The plot shows that Australia hosts more individuals for every level of annual emissions above 10 tCO2. Whether it's because French citizens don't have to travel vast distances across the outback, or France's foresight in going nuclear in a big way decades ago, Australians have a significantly bigger carbon foot print than their European counterparts. Sorry Australia, there are going to be more Aussies in the dock than Frenchmen.

In calculating their results, a universal cap was imposed on the global individual emission distribution such that eliminating all emissions above that cap should achieve the global target. To help add complexity to the presentation, the results were calculated with and without a “poverty floor” emissions level, which compensates for emissions increases involved in raising poor people up to a minimum economic poverty level.

It probably comes as no surprise that America takes a major hit, as do the other OEDC nations. China is in for grief, as suspected by the region selections discussed above. Surprisingly parts of Africa—the parts that aren't dirt poor—also get a thrashing. Here is how the paper summarizes their new distribution of emissions responsibility:

Fig. 7 (shown below) provides a summary of the national mitigation effort for 7 major regions in 2030. The bars show that the U.S. and China have the 2 highest CO2 abatement assignments. India mostly gets a free pass, but not Africa, due to high carbon intensity and inequality in South Africa and in North African nations with energy industries. Russia and the Middle East get sizable mitigation assignments for the same reasons.

Figure 7 from the PNAS paper.

This figure shows emissions in 7 of the 16 Energy information Agency (EIA) regions, in 1990, 2003, and for the global mitigation policies of 35, 30, 25, and 20 GtCO2 in 2030, both with and without poverty provision, labeled “P” and “BAU” (“business as usual”) respectively. The last bar on the right for each region indicates the targets corresponding to an equal per capita allocation scheme and the same 4 global mitigation targets. A table with data for all of the 16 regions can be found in the paper's appendix.

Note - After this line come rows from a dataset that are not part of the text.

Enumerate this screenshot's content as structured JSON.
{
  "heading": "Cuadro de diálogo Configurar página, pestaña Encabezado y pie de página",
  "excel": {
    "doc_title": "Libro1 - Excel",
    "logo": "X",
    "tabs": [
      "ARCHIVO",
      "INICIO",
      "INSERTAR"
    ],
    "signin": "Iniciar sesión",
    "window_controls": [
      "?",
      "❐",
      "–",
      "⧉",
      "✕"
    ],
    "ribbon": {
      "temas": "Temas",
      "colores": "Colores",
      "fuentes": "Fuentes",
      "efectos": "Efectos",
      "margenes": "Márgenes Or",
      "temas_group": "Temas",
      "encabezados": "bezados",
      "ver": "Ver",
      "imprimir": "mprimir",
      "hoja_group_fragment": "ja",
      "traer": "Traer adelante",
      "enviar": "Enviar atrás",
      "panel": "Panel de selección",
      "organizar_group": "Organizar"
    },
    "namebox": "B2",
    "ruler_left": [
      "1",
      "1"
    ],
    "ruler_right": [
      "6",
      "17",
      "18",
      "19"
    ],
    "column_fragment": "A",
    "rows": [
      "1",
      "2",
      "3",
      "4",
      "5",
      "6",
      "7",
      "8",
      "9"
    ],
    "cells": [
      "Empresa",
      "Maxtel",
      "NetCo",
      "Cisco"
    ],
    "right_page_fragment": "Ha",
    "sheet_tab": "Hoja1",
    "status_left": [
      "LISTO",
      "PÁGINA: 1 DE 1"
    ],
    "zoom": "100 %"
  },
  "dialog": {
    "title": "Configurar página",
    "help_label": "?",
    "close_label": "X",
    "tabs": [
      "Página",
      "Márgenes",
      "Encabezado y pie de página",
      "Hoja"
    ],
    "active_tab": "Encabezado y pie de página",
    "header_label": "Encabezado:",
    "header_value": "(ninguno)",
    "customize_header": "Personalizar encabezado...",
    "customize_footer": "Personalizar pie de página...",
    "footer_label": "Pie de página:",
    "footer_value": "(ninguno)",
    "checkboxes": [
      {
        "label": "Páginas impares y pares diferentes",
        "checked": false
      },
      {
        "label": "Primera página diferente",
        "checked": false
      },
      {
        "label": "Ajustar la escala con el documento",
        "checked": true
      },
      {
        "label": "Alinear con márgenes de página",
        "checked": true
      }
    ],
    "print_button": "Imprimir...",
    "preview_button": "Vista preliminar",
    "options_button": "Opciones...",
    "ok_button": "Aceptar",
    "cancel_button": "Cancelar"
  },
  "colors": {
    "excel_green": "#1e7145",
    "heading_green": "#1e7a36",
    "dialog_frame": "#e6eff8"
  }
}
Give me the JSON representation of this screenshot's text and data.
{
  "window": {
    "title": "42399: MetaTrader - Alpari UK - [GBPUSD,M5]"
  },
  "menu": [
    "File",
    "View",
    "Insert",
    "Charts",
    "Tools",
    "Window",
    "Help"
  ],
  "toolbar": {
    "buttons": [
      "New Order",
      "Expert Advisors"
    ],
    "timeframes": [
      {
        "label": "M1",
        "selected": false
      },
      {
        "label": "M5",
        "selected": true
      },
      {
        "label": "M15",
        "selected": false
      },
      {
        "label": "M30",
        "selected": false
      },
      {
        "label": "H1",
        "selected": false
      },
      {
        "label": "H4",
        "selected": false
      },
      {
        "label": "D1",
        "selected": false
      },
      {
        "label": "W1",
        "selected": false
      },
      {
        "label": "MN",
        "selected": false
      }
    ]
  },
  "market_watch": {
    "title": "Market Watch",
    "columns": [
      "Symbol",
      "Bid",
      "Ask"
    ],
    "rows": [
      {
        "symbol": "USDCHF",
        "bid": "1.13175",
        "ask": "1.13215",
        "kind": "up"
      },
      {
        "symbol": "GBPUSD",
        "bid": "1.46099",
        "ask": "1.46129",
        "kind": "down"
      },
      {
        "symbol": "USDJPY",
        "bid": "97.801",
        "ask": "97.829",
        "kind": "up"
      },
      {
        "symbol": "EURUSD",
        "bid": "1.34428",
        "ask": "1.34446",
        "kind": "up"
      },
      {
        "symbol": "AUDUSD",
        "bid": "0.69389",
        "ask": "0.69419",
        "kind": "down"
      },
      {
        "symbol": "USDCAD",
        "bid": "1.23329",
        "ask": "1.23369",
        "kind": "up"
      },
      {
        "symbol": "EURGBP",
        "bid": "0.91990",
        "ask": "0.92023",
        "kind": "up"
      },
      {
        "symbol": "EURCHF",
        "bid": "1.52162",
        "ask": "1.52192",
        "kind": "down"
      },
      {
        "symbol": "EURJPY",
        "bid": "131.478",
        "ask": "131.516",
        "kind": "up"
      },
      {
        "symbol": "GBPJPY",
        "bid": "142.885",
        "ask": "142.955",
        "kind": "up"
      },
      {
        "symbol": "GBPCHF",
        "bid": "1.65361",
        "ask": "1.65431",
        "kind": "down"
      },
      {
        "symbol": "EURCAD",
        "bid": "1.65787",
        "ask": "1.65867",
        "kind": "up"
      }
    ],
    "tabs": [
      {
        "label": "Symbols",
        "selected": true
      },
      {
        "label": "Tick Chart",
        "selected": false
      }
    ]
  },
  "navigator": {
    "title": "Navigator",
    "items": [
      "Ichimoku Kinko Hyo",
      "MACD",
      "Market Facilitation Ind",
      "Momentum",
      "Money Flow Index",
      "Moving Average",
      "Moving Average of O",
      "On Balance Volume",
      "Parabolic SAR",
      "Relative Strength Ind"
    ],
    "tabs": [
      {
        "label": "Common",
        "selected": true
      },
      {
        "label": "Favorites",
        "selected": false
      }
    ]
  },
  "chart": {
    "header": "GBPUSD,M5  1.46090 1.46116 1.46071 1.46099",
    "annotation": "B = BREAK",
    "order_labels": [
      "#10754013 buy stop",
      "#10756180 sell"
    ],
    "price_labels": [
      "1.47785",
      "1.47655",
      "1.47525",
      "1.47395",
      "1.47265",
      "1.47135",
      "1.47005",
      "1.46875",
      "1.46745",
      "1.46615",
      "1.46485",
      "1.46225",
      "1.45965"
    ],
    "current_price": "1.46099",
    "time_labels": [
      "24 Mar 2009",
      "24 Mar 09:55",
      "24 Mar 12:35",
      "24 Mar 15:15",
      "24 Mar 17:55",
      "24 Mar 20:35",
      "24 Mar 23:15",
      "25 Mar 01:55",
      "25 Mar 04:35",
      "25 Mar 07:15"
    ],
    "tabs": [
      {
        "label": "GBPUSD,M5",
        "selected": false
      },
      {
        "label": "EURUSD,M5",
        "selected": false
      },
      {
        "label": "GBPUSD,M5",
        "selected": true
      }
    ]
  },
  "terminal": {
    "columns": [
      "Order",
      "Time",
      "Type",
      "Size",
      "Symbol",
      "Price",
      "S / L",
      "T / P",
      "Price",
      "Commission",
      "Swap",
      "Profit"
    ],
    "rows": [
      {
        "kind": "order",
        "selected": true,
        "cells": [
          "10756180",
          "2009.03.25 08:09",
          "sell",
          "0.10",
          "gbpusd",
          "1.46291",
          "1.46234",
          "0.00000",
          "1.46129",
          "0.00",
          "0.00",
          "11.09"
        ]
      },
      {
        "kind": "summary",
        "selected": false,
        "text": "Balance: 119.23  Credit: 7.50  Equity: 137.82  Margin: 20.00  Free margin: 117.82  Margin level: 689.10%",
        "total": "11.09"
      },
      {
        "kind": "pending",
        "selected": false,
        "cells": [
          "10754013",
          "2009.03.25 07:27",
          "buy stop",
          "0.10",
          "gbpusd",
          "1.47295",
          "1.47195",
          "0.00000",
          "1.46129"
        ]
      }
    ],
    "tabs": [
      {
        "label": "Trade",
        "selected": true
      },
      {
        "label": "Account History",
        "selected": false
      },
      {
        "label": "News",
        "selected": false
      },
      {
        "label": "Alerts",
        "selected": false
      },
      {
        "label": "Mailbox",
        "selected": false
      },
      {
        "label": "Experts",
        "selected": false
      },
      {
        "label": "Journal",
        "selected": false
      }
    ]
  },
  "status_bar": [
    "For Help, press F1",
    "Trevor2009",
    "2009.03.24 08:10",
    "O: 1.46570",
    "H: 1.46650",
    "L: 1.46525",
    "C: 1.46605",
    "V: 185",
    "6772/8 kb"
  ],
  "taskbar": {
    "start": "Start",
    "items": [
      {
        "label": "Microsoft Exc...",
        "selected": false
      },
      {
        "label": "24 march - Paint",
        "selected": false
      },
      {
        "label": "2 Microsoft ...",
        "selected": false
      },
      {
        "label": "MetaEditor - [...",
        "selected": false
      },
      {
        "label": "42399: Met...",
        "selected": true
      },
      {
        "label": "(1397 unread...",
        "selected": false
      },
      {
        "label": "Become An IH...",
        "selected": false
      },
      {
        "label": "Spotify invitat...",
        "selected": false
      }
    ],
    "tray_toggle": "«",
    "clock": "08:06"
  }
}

So it looks like India comes out best in this new redistribution of global warming responsibility, while the usual suspects—meaning the developed nations—take the brunt of the blame. Will the CO2 World Police be raiding neighborhoods near you in the future? Even the pack of wild eyed sociologists who penned the PNAS paper couldn't go quite that far. Instead they were satisfied leaving enforcement of the new restrictions to national governments. I always feel better being abused by my own government instead of strangers, how about you?

The authors claim their approach is motivated by the reality that emissions from OECD countries and from countries outside the OECD are now roughly equal. As they put it in the paper's summary, “In our interpretation of fairness, individuals who emit similar amounts of CO2, regardless of where they live, are expected to contribute to fossil-fuel CO2 emission reductions in similar ways. In principle, no country gets a pass, because even in the poorest countries some individuals have CO2 emissions above the universal emission cap.”

There you have it: become a success, even in the poorest countries on Earth, and you will be punished for having a large carbon footprint. But surely, you say, I'm not a gross emitter! How many people in the US fall into the big CO2 emitter category? According to the paper the US has 185 million of the world’s 600 million people whose emissions exceed the “relatively high” (16.8 tCO2/year) individual cap of this policy. That is 85% of US population over the age of 18 so be prepared—the CO2 police are coming for us all.

Be safe, enjoy the interglacial and stay skeptical.

Taking carbon dioxide emissions personally.